And here’s the other thing. I’m listening to the playlist and a song pops up that I don’t know (which is bound to happen). I go with it. It fits the mood and I’m happy. Now, subconsciously, I’ve created a happy memory that will live on in me for a long time and Baskin’ Robbins is now a part of that happy memory.
Cari Kesten, Global Agency Associate Director at Spotify said it perfectly. “We all remember the first time we discovered our favorite band, and the excitement we felt sharing it with others. How can your brand tap into discovery to build that level of connection with your consumer?”
We are in an age of a fully immersive audio experience and we’re enjoying it.
According to Statista from Digital Market Outlook, “In the music streaming segment, the number of users is expected to reach 978.1 million by 2023”. It’s time to experiment and see how your brand can be a player in this. That’s a huge audience to get to know.
Ways To Advertise Through Streaming
Spotify’s Beta Ad Studio. For a minimum ad spend of $250, they’ll work with you on coming up with a creative ad that, ideally, reaches your target audience.

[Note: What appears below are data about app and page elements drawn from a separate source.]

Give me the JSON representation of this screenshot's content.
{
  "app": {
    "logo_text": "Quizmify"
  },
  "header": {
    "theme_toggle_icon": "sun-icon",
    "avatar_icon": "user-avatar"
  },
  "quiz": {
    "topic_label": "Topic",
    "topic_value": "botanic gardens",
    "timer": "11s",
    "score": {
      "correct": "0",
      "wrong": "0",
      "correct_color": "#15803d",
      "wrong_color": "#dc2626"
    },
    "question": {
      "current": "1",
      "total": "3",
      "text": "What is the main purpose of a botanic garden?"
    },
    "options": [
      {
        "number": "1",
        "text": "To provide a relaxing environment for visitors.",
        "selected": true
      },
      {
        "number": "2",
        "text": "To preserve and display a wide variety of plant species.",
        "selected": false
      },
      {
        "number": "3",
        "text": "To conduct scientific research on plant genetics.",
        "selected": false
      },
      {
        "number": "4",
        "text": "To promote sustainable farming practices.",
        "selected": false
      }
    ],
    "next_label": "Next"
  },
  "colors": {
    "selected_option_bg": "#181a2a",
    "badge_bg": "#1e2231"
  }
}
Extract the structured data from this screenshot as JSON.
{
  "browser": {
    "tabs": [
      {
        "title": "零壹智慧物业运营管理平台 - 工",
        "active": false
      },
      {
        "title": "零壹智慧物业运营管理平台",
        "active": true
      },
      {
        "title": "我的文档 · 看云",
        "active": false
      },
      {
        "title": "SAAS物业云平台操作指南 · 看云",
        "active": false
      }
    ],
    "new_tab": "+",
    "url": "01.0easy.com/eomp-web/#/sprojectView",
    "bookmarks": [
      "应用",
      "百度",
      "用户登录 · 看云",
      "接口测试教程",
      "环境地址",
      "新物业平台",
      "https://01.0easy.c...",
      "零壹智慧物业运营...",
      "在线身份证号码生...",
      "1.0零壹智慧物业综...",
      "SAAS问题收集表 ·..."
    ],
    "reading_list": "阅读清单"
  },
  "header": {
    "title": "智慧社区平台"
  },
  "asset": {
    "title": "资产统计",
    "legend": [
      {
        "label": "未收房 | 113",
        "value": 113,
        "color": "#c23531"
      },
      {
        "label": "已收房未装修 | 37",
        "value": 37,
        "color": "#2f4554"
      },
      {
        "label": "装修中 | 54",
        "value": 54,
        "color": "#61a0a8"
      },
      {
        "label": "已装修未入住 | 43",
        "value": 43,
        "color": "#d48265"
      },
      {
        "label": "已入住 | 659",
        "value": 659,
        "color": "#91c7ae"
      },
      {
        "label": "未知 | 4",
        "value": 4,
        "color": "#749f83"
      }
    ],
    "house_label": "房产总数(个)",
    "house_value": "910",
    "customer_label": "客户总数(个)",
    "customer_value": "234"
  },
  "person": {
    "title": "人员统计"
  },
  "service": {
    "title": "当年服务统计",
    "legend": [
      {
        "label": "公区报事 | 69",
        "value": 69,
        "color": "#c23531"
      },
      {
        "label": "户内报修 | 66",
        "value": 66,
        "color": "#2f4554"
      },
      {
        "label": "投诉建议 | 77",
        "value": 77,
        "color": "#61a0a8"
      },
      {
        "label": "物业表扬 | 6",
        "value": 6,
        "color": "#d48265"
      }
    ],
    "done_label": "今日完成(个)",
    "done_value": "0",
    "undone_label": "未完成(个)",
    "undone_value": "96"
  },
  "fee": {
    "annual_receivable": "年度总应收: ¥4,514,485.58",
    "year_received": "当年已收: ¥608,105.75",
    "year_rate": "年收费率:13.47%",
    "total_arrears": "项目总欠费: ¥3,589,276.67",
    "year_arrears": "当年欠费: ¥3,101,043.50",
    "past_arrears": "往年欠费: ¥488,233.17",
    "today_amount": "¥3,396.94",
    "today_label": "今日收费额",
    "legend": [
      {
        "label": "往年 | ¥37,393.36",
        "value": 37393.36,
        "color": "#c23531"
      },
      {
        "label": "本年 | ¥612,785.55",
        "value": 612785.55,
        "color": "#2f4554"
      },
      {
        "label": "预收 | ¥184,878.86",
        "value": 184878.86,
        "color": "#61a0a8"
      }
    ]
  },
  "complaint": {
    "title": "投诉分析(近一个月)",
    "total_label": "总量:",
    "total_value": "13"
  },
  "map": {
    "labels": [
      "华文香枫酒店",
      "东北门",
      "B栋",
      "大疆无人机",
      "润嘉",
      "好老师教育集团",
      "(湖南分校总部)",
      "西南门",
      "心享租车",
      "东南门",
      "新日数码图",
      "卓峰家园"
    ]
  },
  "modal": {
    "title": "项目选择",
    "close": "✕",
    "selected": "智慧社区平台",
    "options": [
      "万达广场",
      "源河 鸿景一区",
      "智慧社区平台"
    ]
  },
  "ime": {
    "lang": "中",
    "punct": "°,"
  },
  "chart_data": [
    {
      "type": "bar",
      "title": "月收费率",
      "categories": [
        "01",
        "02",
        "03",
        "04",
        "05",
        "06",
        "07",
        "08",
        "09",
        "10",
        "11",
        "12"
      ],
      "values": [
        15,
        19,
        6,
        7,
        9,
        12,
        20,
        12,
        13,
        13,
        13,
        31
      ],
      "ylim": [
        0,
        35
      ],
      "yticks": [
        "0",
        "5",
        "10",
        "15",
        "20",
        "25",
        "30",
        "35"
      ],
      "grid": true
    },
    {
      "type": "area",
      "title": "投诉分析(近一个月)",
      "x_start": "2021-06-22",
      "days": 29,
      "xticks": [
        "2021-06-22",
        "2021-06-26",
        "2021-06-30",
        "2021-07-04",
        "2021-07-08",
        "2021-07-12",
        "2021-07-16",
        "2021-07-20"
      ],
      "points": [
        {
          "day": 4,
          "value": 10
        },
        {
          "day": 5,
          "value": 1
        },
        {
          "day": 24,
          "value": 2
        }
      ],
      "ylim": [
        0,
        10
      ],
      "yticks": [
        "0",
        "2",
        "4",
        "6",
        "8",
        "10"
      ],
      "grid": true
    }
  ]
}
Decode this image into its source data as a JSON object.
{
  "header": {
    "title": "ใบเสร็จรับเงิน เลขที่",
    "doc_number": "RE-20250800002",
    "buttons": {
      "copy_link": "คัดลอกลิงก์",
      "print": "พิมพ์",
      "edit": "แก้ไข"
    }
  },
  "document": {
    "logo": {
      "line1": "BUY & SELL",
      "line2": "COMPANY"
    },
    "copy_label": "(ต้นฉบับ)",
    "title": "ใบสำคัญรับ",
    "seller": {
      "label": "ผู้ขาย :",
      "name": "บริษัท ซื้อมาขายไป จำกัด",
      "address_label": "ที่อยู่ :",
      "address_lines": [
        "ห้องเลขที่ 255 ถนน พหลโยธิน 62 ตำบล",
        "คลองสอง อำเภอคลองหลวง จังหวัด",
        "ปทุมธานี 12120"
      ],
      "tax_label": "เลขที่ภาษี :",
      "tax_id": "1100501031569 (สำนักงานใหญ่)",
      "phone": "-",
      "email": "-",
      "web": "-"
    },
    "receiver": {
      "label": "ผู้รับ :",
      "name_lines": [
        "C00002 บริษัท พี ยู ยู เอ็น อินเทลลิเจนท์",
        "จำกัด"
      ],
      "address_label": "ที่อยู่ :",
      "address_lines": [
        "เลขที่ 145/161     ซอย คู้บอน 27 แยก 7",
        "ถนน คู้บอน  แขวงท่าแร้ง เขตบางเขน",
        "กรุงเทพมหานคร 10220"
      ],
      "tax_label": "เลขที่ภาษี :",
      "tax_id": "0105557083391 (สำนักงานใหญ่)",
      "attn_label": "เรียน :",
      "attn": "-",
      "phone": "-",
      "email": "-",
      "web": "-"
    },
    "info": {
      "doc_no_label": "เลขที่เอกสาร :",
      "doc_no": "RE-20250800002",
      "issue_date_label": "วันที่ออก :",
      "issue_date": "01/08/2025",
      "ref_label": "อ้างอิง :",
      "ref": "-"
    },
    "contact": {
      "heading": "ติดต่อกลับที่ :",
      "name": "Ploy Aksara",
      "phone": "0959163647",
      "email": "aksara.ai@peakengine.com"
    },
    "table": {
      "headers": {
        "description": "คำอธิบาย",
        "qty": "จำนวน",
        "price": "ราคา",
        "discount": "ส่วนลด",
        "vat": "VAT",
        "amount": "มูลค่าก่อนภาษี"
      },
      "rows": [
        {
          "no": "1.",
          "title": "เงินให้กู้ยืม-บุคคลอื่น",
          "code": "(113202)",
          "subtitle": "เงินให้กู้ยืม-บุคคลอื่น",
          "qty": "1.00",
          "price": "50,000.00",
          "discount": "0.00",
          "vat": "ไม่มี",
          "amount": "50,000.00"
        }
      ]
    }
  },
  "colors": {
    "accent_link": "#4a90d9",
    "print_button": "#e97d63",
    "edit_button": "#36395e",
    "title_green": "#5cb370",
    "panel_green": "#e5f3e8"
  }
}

Pandora For Brands. I couldn’t find pricing for this one but they have a contact form that you can email them questions. I would imagine they do custom pricing depending on budget and business size.
I’m highly curious about both Spotify and Pandora so if you go that route, let me know your experiences. I’d love to share the results too to help others bridge that gap. It’s such a new landscape out there. We need to help each other out.
Sound is powerful and very much relevant. If we are able to harness this subconscious (at present) form of communication into a consciously thought out marketing strategy, our reach and response through our brand marketing could be astronomically heightened.
For inquiries on sonic branding and sonic branding consultation availabilities, you can find me at Dreamr Productions www.dreamrproductions.com, Linkedin and Facebook. You can also email me at email@example.com.
This was an article based on an episode of the Sound In Marketing podcast. Follow and subscribe on iTunes, Spotify, Google Play, iHeart Radio, Pandora, and Stitcher and don’t forget to share it with your friends.
Remember, we all make sounds. Let’s make them on purpose. Let’s make this world of sound more intriguing, more unique, and more and more on brand.